‘Significant force’ caused Cullinan’s head wound, court hears

Neel Ramlall is confronted by protesters as he arrives at the Simon’s Town Magistrate’s Court.

The head wound sustained by a Simon’s Town bee researcher, allegedly during an assault by a local businessman, would have “required significant force as the human scalp is quite thick”.

This is according to Dr Steven van der Merwe, who testified in the Simon’s Town Magistrate’s Court, on Thursday January 26, in the continuation of the trial of Neel Ramlall, who faces a charge of assault with the intent to do grievous bodily harm.

It is alleged that Mr Ramlall struck Jenny Cullinan repeatedly with a stick on July 31, 2021, on the mountain near Cape Point.

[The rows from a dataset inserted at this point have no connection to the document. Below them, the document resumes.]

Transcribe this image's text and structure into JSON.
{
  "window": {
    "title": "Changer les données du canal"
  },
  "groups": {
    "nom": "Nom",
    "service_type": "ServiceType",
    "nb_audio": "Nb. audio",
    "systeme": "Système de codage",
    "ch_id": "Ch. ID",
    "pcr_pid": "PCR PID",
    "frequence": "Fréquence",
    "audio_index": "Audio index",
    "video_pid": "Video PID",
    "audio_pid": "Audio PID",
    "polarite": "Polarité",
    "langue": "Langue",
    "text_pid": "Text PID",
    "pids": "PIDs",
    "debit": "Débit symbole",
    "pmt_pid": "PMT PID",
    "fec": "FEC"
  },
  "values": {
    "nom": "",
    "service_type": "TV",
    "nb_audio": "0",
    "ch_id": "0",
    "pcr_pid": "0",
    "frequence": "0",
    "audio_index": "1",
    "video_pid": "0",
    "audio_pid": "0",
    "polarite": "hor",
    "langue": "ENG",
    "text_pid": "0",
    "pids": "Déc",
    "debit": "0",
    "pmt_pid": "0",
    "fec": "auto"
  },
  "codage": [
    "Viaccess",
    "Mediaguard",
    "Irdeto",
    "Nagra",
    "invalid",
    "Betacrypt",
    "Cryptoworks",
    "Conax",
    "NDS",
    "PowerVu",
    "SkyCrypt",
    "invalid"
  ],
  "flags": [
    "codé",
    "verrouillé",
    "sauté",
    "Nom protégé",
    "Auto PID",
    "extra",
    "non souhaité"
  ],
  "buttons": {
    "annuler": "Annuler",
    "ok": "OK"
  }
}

Dr Van der Merwe, who has been a general practitioner for 27 years, told the court that he had completed the J88 form – a document that records medical evidence that is used to obtain a conviction in an assault case – after examining Ms Cullinan on the day of the alleged assault.

The court heard that Ms Cullinan had a 2cm laceration on the side of her head that was approximately 2mm deep, a bruise on the left side of her forehead that looked like a haematoma, and a laceration on the outer side of her right arm.

The head wound required three stitches.

Dr Van der Merwe said the wound, which he described as “straight”, was caused by the sharp edge of an object such as a knife, a piece of metal, or wood.

He said significant force would have been needed to cause such a laceration; the wound was clear of “debris” and so was not consistent with a fall and Ms Cullinan’s hand injury was similar to her head injury but had not needed stitches.

In cross-examination, Sonja van den Heever, representing Mr Ramlall, asked if Ms Cullinan had any other injuries during her follow-up exam.

Dr Van der Merwe said he had seen Ms Cullinan four days later for a wound check, and other bruises that had not been visible on the day of the alleged assault had then been visible.

Ms Van den Heever said Mr Ramlall would testify that Ms Cullinan’s head injury had potentially been caused by falling while he had been trying to protect himself from her.

During the trial in September last year, Ms Van den Heever said that Mr Ramlall would testify that Ms Cullinan had been the aggressor after accusing him of stealing plants and threatening to search his pockets.

He had used his walking stick to keep Ms Cullinan “at arm’s length” after she had pushed him and she had sustained her injuries by falling over after he had pushed her away with the stick (“Attack traumatised bee researcher, court hears,” Echo September 22, 2022).

Dr Van der Merwe said that while he was not a wound expert, such a straight wound could not have been from the fall unless Ms Cullinan had hit her head against the straight edge of a tabletop but not from falling on a rock.

Ms Van den Heever said her client would testify that he had used a stick with a sharpened end to defend himself.

She asked Dr Van der Merwe if it were possible for Ms Cullinan to have sustained her injuries as a result of Mr Ramlall using a stick to push her away.

“Not to the back of the head,” he replied, emphasising that “quite a lot of force was required to cause a laceration in this area”.

The case was postponed to Wednesday March 29.